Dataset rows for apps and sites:
•••
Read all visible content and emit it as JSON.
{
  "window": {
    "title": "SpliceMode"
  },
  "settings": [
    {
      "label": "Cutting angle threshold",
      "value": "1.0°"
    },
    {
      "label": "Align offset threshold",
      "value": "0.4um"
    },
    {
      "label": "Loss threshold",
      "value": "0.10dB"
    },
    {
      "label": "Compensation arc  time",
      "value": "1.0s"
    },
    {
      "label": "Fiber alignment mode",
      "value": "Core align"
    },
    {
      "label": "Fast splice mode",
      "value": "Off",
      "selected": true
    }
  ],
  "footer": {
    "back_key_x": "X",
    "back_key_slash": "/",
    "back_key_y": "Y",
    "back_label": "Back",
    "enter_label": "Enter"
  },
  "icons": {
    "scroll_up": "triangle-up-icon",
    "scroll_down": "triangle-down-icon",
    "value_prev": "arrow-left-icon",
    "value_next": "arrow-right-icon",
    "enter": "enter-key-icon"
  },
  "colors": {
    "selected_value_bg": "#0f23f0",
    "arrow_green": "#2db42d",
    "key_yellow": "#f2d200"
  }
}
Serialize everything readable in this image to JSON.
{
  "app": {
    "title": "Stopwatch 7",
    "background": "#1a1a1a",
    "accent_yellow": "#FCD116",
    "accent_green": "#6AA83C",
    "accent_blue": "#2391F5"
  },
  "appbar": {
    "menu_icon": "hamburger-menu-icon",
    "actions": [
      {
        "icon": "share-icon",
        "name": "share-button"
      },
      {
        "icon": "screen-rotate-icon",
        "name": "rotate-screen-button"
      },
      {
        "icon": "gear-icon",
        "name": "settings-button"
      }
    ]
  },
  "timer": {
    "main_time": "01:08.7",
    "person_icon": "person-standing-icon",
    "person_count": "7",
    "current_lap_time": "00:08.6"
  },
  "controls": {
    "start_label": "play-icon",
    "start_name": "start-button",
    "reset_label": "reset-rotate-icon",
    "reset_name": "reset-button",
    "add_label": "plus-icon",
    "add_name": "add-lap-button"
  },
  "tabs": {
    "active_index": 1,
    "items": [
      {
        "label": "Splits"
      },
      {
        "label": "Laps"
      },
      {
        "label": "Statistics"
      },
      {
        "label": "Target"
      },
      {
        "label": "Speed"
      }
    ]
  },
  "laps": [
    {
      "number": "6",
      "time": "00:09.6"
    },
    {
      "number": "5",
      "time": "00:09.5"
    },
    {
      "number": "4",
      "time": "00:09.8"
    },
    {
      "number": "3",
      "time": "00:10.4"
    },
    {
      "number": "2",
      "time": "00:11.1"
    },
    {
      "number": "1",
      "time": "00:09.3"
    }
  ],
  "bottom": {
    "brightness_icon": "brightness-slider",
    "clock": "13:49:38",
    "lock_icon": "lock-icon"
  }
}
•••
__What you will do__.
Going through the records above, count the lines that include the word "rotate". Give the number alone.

__Answer__.
3